== Work request ==
After reading the data below, copy out every line that contains the word "tincturen".

Excerpts from a dataset
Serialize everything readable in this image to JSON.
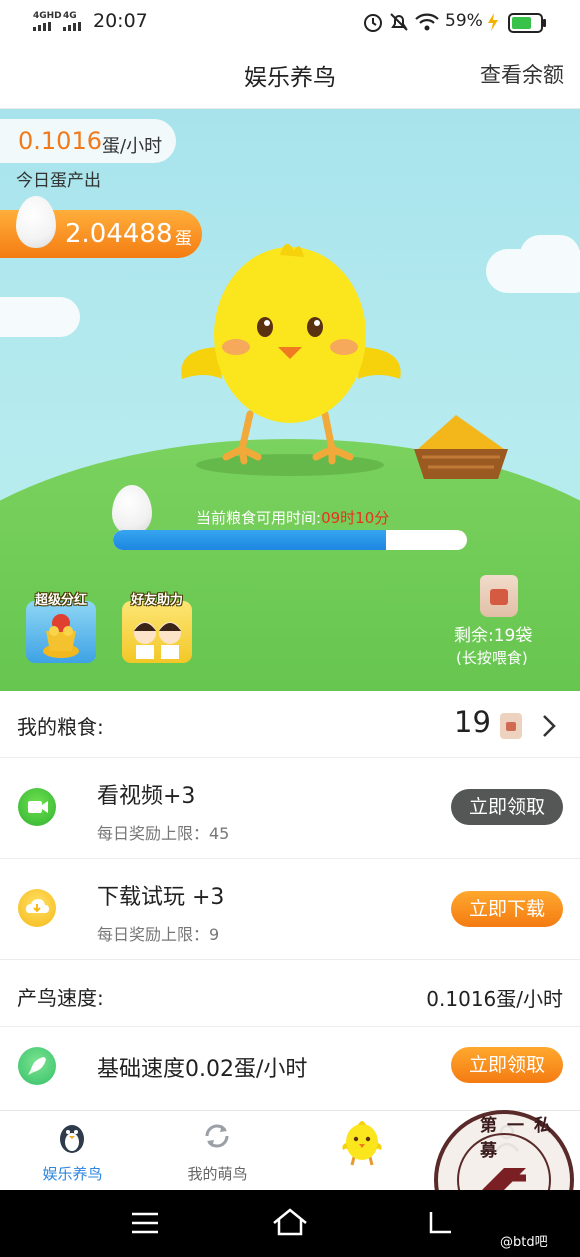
{
  "status_bar": {
    "net1": "4GHD",
    "net2": "4G",
    "time": "20:07",
    "battery_percent": "59%"
  },
  "header": {
    "title": "娱乐养鸟",
    "right_link": "查看余额"
  },
  "scene": {
    "rate_value": "0.1016",
    "rate_unit": "蛋/小时",
    "today_label": "今日蛋产出",
    "egg_total": "2.04488",
    "egg_unit": "蛋",
    "food_time_label": "当前粮食可用时间:",
    "food_time_value": "09时10分",
    "food_progress": 0.77,
    "badge_left": "超级分红",
    "badge_right": "好友助力",
    "remain_label": "剩余:19袋",
    "remain_hint": "(长按喂食)"
  },
  "my_food": {
    "label": "我的粮食:",
    "count": "19"
  },
  "tasks": [
    {
      "title": "看视频+3",
      "sub": "每日奖励上限：45",
      "button": "立即领取",
      "icon": "video-icon"
    },
    {
      "title": "下载试玩 +3",
      "sub": "每日奖励上限：9",
      "button": "立即下载",
      "icon": "download-icon"
    }
  ],
  "speed": {
    "label": "产鸟速度:",
    "value": "0.1016蛋/小时",
    "base_title": "基础速度0.02蛋/小时",
    "base_button": "立即领取"
  },
  "tabbar": {
    "tabs": [
      {
        "label": "娱乐养鸟",
        "icon": "penguin-icon"
      },
      {
        "label": "我的萌鸟",
        "icon": "refresh-icon"
      },
      {
        "label": "",
        "icon": "chick-icon"
      },
      {
        "label": "",
        "icon": "profile-icon"
      }
    ]
  },
  "watermark": {
    "text": "第一私募",
    "corner": "@btd吧"
  },
  "colors": {
    "accent_orange": "#f47b12",
    "highlight_red": "#e8321f",
    "progress_blue": "#1d86e0",
    "tab_active": "#2e86de"
  }
}
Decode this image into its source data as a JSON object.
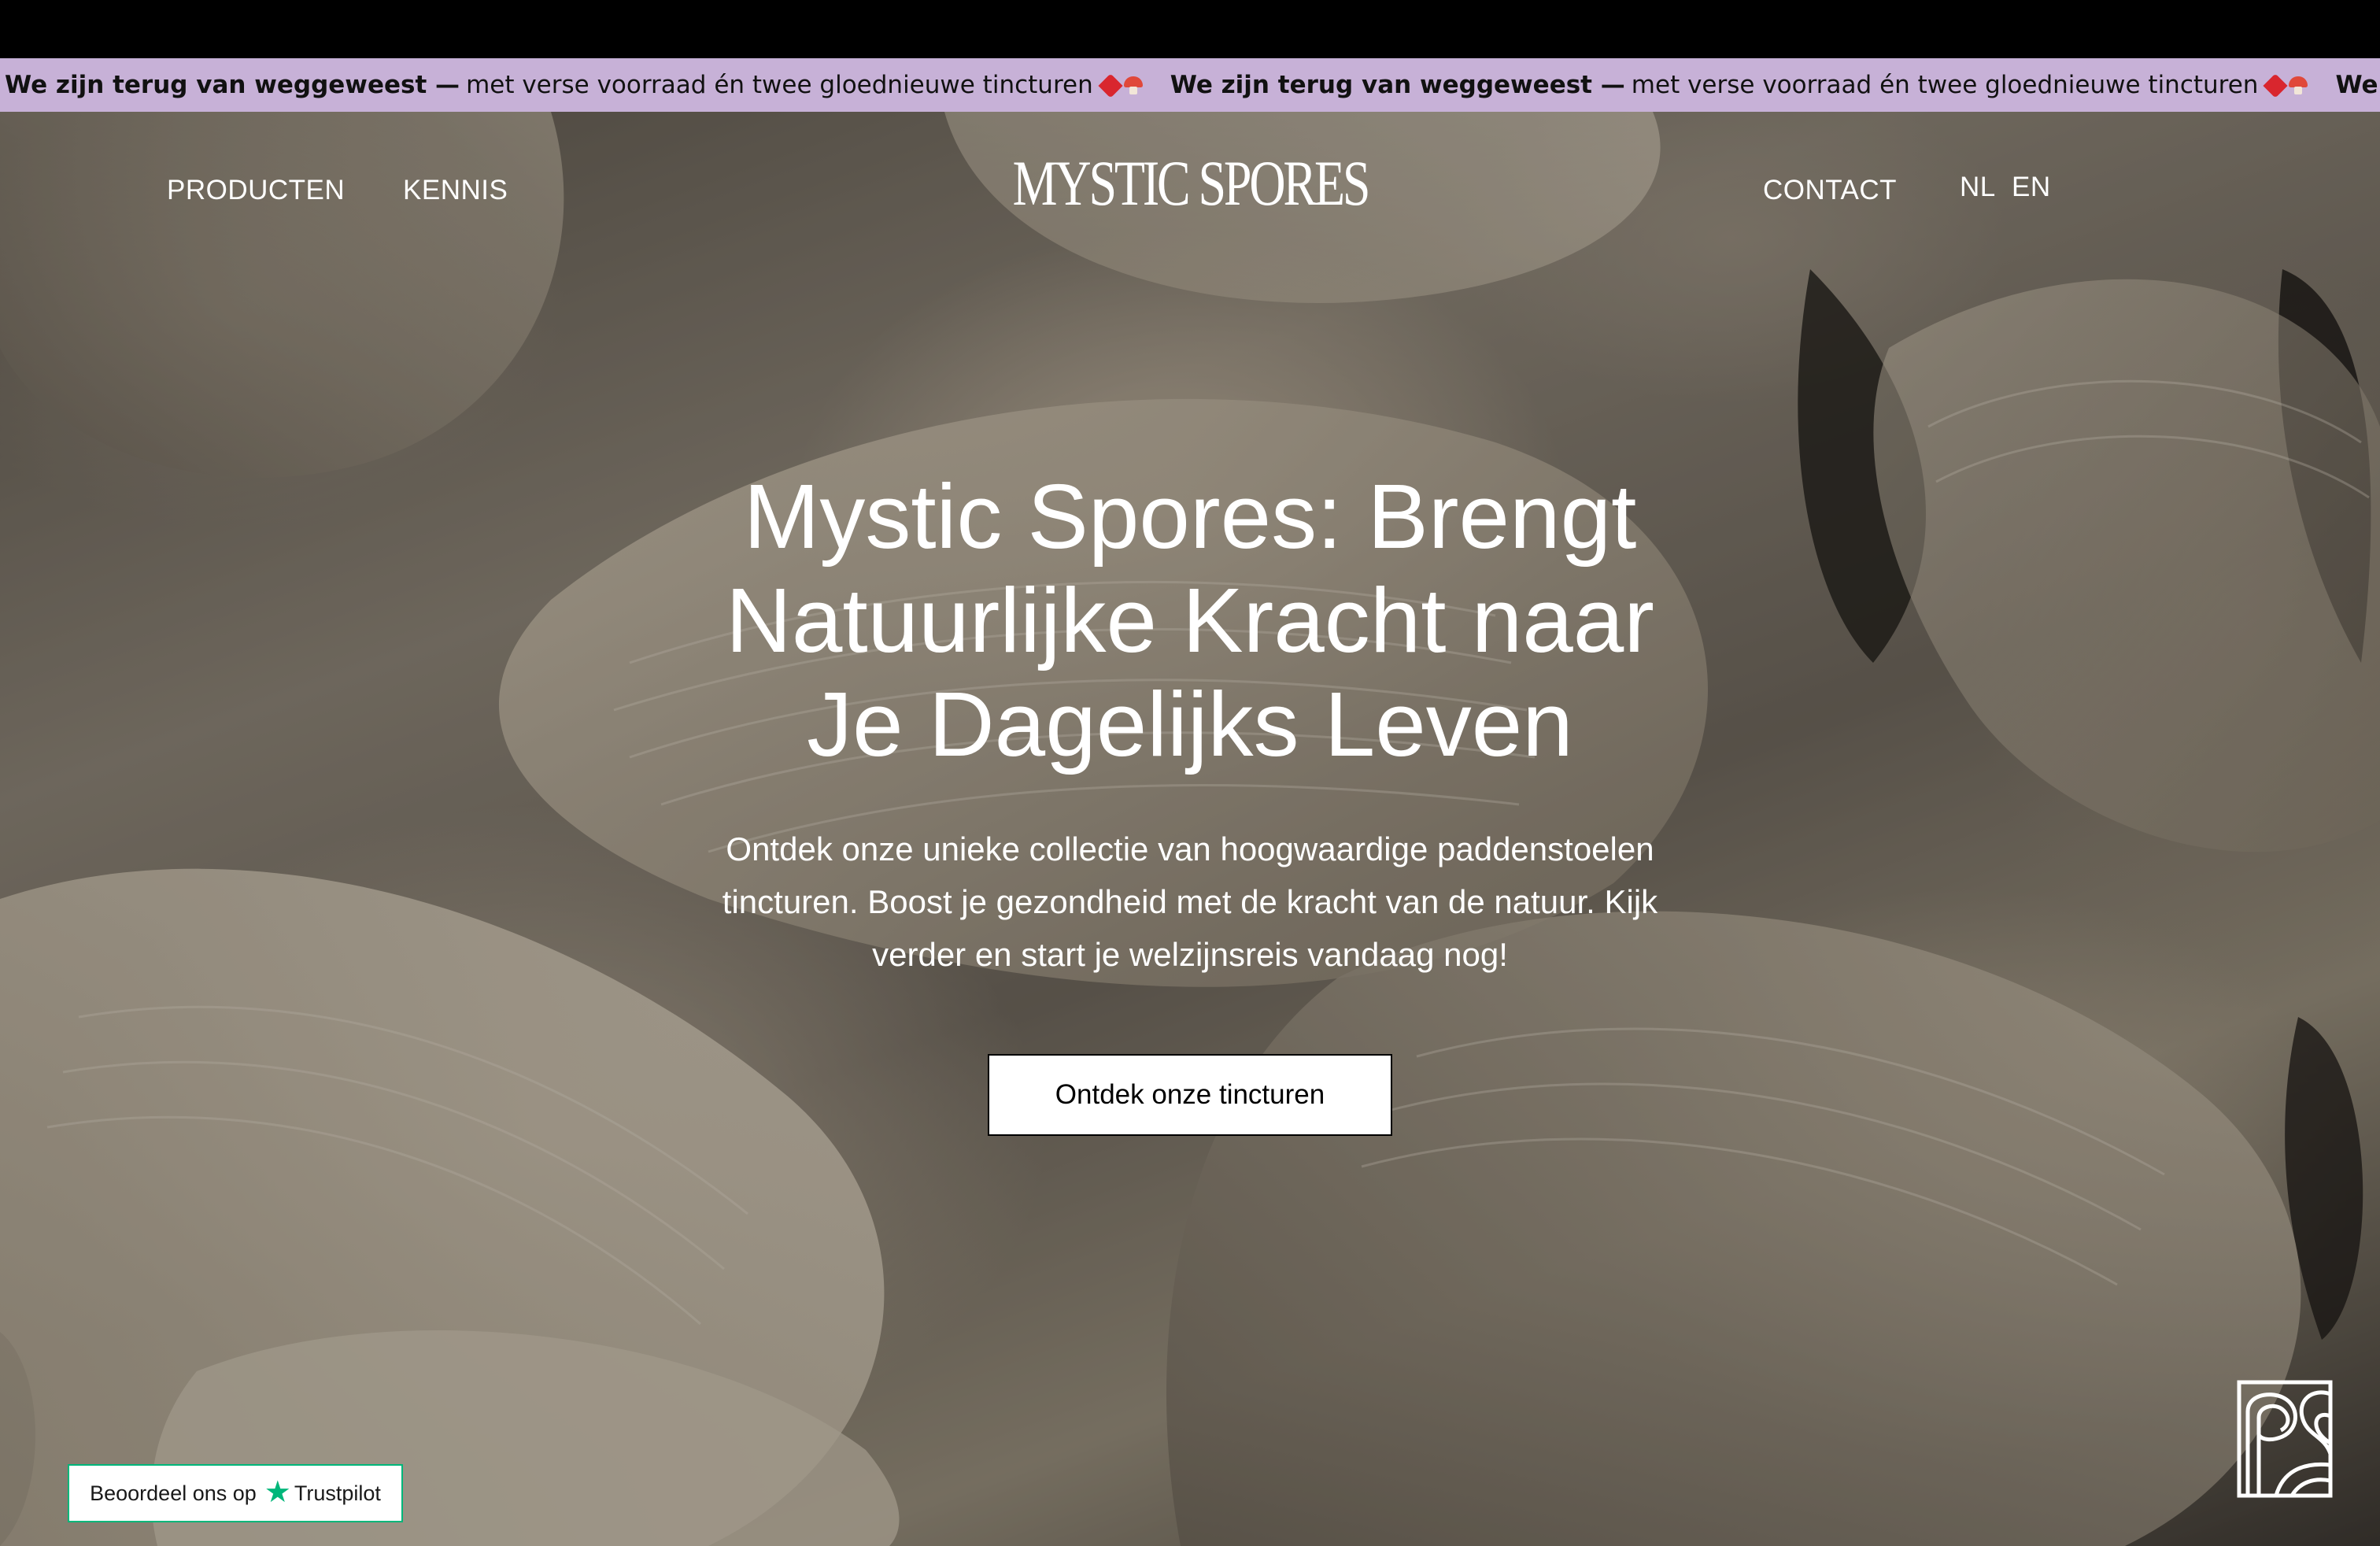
{
  "announcement": {
    "items": [
      {
        "bold": "We zijn terug van weggeweest —",
        "text": "met verse voorraad én twee gloednieuwe tincturen"
      },
      {
        "bold": "We zijn terug van weggeweest —",
        "text": "met verse voorraad én twee gloednieuwe tincturen"
      },
      {
        "bold": "We zijn terug van weggeweest",
        "text": ""
      }
    ],
    "emoji": [
      "heart-icon",
      "mushroom-icon"
    ],
    "background": "#c7b1d7"
  },
  "nav": {
    "left": [
      "PRODUCTEN",
      "KENNIS"
    ],
    "logo": "MYSTIC SPORES",
    "contact": "CONTACT",
    "languages": [
      "NL",
      "EN"
    ]
  },
  "hero": {
    "title_lines": [
      "Mystic Spores: Brengt",
      "Natuurlijke Kracht naar",
      "Je Dagelijks Leven"
    ],
    "subtitle_lines": [
      "Ontdek onze unieke collectie van hoogwaardige paddenstoelen",
      "tincturen. Boost je gezondheid met de kracht van de natuur. Kijk",
      "verder en start je welzijnsreis vandaag nog!"
    ],
    "cta": "Ontdek onze tincturen"
  },
  "trustpilot": {
    "label": "Beoordeel ons op",
    "brand": "Trustpilot",
    "color": "#00b67a"
  },
  "corner_widget": {
    "icon": "brand-mark-icon"
  }
}
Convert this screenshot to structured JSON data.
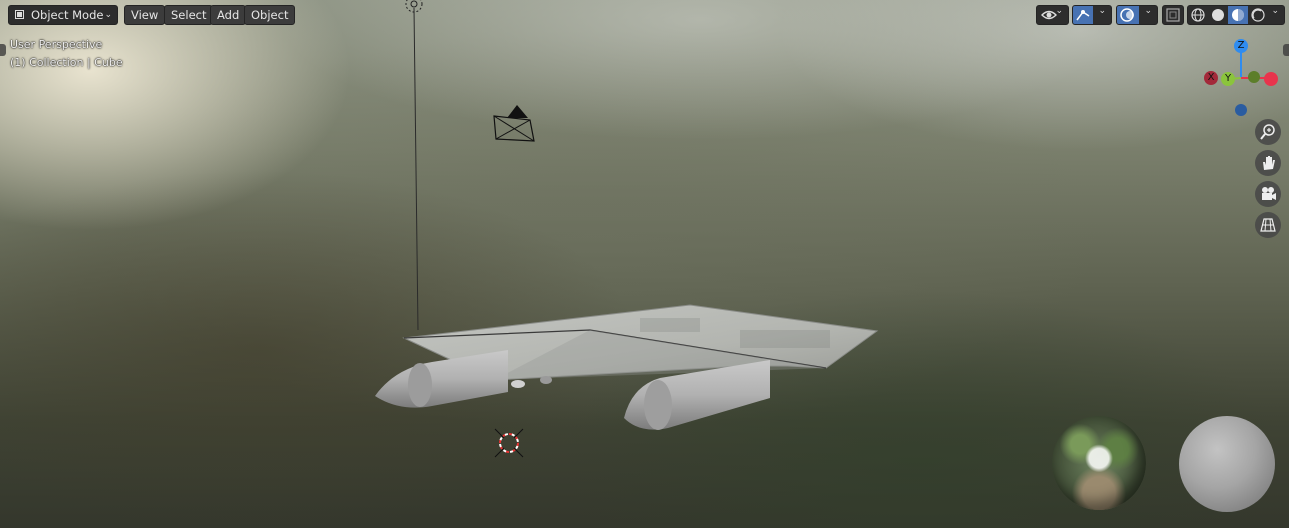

== Result for this exercise ==
        "text": "met verse voorraad én twee gloednieuwe tincturen"
        "text": "met verse voorraad én twee gloednieuwe tincturen"
      "tincturen. Boost je gezondheid met de kracht van de natuur. Kijk",
    "cta": "Ontdek onze tincturen"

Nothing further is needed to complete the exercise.